#### Exercise brief:
Because the pictures are not wanted, reproduce the rest of the records below exactly as they stand.

#### Data records for software interfaces:
_ _ _ _

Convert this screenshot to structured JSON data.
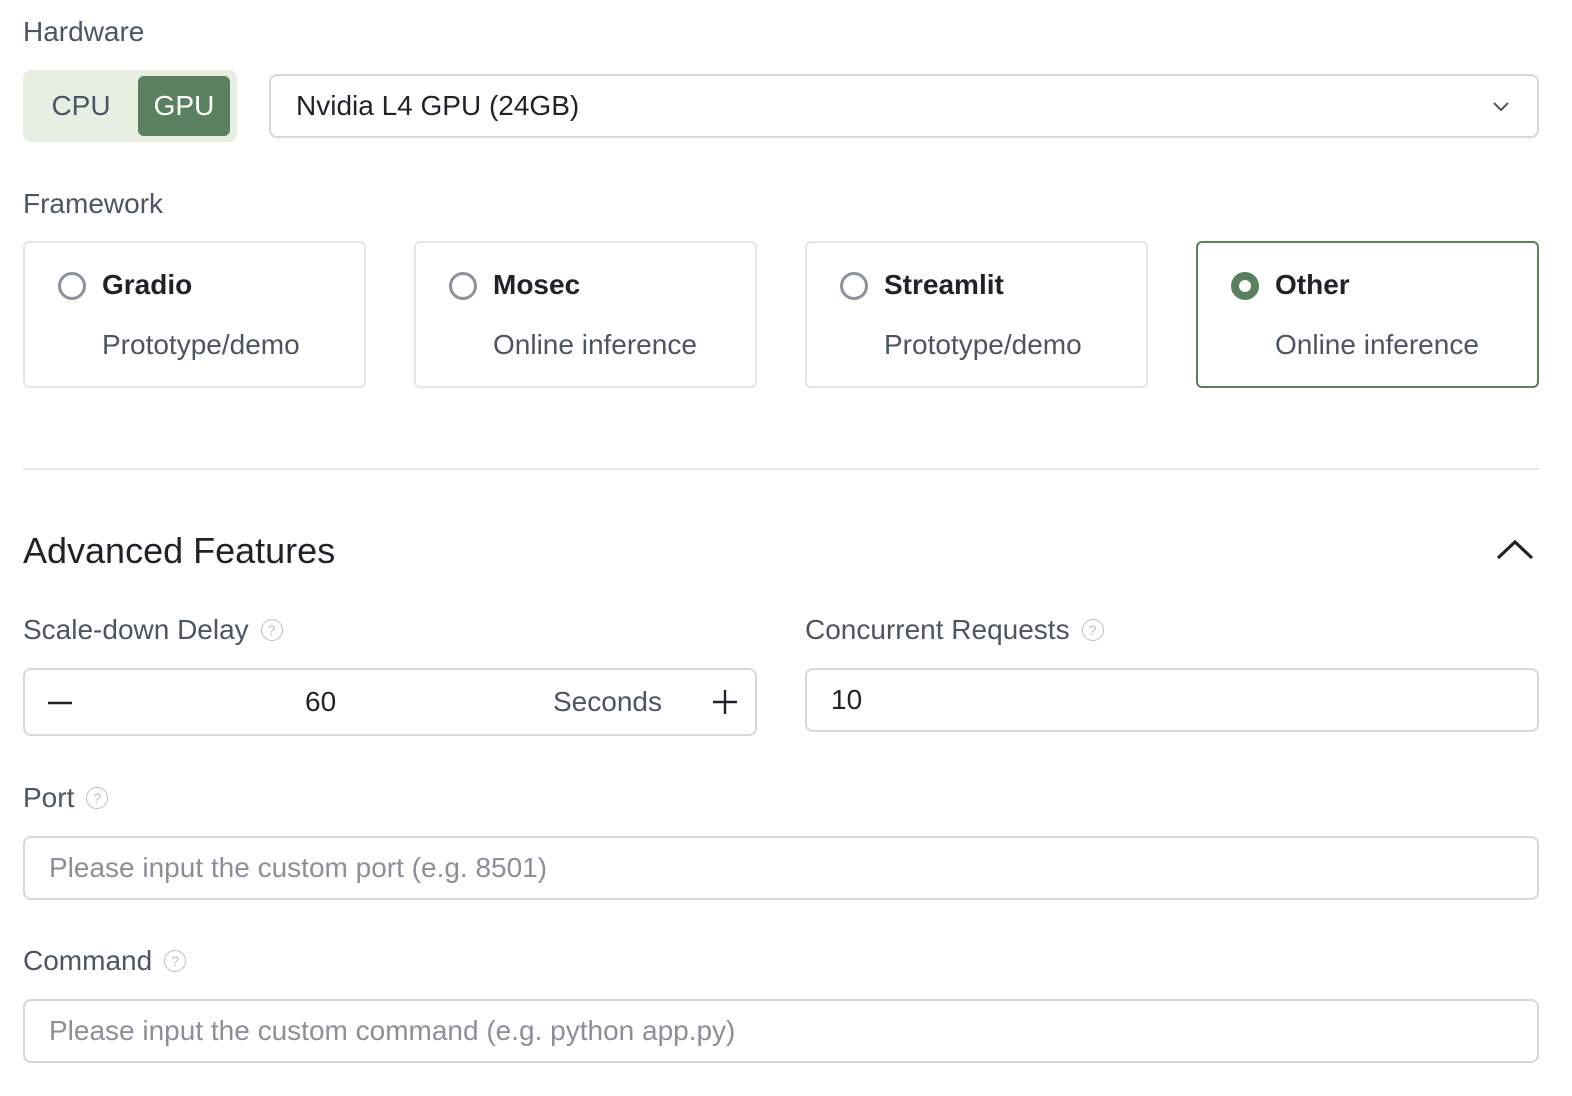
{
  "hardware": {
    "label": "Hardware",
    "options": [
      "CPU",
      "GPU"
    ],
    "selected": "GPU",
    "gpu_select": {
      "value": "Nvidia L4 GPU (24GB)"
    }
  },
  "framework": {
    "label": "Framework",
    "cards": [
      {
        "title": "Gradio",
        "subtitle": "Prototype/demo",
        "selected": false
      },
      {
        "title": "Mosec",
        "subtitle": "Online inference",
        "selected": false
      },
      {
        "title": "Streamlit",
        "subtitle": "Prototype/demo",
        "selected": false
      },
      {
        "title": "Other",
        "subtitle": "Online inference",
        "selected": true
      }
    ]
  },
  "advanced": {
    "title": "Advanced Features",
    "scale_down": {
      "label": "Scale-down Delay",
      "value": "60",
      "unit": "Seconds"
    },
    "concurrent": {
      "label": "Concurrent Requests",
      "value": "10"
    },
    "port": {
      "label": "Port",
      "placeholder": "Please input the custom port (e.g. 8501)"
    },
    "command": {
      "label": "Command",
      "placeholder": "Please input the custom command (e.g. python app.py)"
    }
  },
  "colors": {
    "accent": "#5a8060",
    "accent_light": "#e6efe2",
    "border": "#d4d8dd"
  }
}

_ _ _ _

#### Exercise response:
Convert this screenshot to structured JSON data.
{
  "hardware": {
    "label": "Hardware",
    "options": [
      "CPU",
      "GPU"
    ],
    "selected": "GPU",
    "gpu_select": {
      "value": "Nvidia L4 GPU (24GB)"
    }
  },
  "framework": {
    "label": "Framework",
    "cards": [
      {
        "title": "Gradio",
        "subtitle": "Prototype/demo",
        "selected": false
      },
      {
        "title": "Mosec",
        "subtitle": "Online inference",
        "selected": false
      },
      {
        "title": "Streamlit",
        "subtitle": "Prototype/demo",
        "selected": false
      },
      {
        "title": "Other",
        "subtitle": "Online inference",
        "selected": true
      }
    ]
  },
  "advanced": {
    "title": "Advanced Features",
    "scale_down": {
      "label": "Scale-down Delay",
      "value": "60",
      "unit": "Seconds"
    },
    "concurrent": {
      "label": "Concurrent Requests",
      "value": "10"
    },
    "port": {
      "label": "Port",
      "placeholder": "Please input the custom port (e.g. 8501)"
    },
    "command": {
      "label": "Command",
      "placeholder": "Please input the custom command (e.g. python app.py)"
    }
  },
  "colors": {
    "accent": "#5a8060",
    "accent_light": "#e6efe2",
    "border": "#d4d8dd"
  }
}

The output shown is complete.